The rules originally proposed by the EU Commission have already made headlines in Germany, with some fearing that older people will be required to undergo medical checks in the future.

However, it is currently unrealistic for this to happen. Federal Transport Minister Volker Wissing (FDP) had already made it clear that he rejected mandatory health checks for seniors. At the same time, the Commission’s proposal gives EU countries freedom and generally allows such mandatory examinations. So national governments have free choice.

The likelihood that the EU states will want to change something and demand compulsory examinations is correspondingly low. In many European countries such as Ireland, Luxembourg or the Netherlands, examinations are necessary from a certain age, as shown by the European Transport Safety Council (ETSC) organization from 2021.

New rules for seniors over 70?

However, there could be changes to the Commission proposal in other details. In March, the EU Commission proposed that driving licenses for people over 70 should be renewed every five years. You should either complete a self-assessment of your ability to drive or undergo a medical examination.
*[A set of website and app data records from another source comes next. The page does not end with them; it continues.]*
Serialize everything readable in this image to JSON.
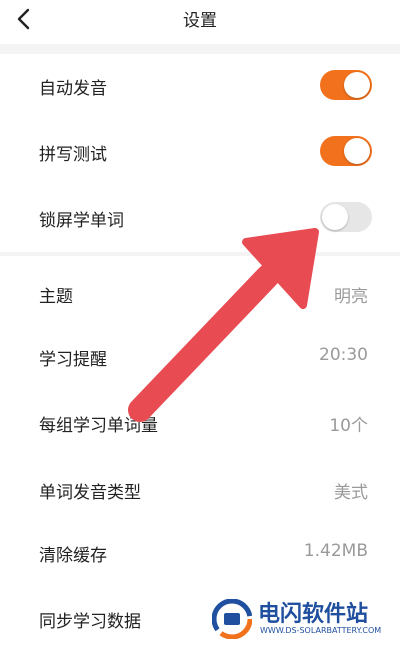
{
  "header": {
    "title": "设置"
  },
  "toggles": [
    {
      "label": "自动发音",
      "state": "on"
    },
    {
      "label": "拼写测试",
      "state": "on"
    },
    {
      "label": "锁屏学单词",
      "state": "off"
    }
  ],
  "settings": [
    {
      "label": "主题",
      "value": "明亮"
    },
    {
      "label": "学习提醒",
      "value": "20:30"
    },
    {
      "label": "每组学习单词量",
      "value": "10个"
    },
    {
      "label": "单词发音类型",
      "value": "美式"
    },
    {
      "label": "清除缓存",
      "value": "1.42MB"
    },
    {
      "label": "同步学习数据",
      "value": ""
    }
  ],
  "colors": {
    "accent": "#f2711c",
    "annotation": "#e84b52",
    "watermark": "#1f4f9e"
  },
  "watermark": {
    "title": "电闪软件站",
    "url": "WWW.DS-SOLARBATTERY.COM"
  }
}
Theoretically, the validity period and requirements in this regard can be changed.

Accompanied driving and digital driving license
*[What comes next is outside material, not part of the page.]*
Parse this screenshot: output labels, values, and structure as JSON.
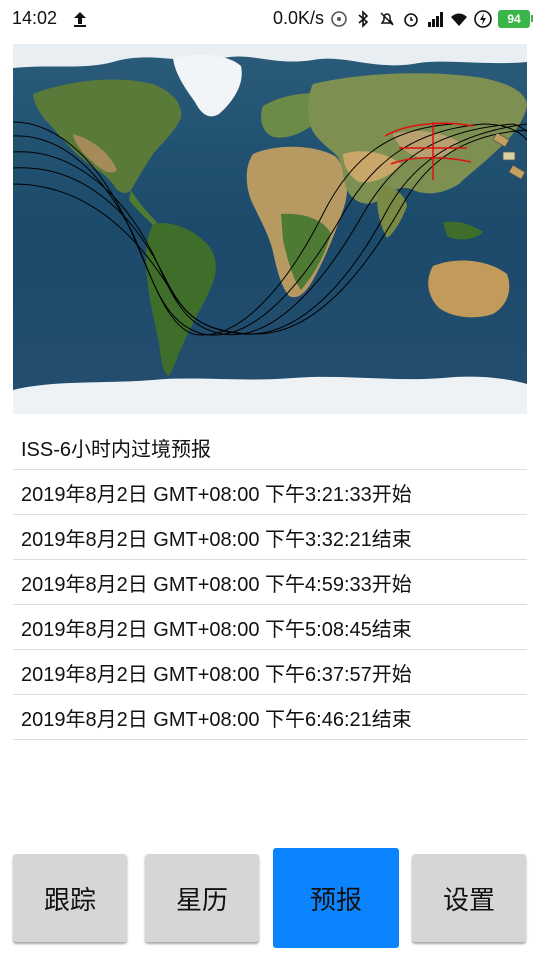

In addition to dealing with older drivers, there are other changes on the agenda. Accompanied driving could become standard across the EU at the age of 17 and also be extended to trucks. A probationary period could also become standard throughout the EU in the future. The EU Commission’s proposals also indicated that, under certain conditions, heavier mobile homes could be driven with a car driving license than before. A digital driving license for mobile phones is also under discussion.

Once the EU states have agreed on a position, the project still has to be negotiated with the European Parliament, which is also involved in the legislation. There could still be some disputes in these negotiations. Karima Delli, the MP responsible for the transport committee, had called for controversial tightening measures.

However, it is currently not foreseeable that the Green politician will prevail with proposals such as mandatory medical checks, significant restrictions for novice drivers or stricter speed limits. Parliament has not yet decided on its position. There will likely be a first test of sentiment on Thursday when Parliament’s Transport Committee votes on the reform of the driving license directive.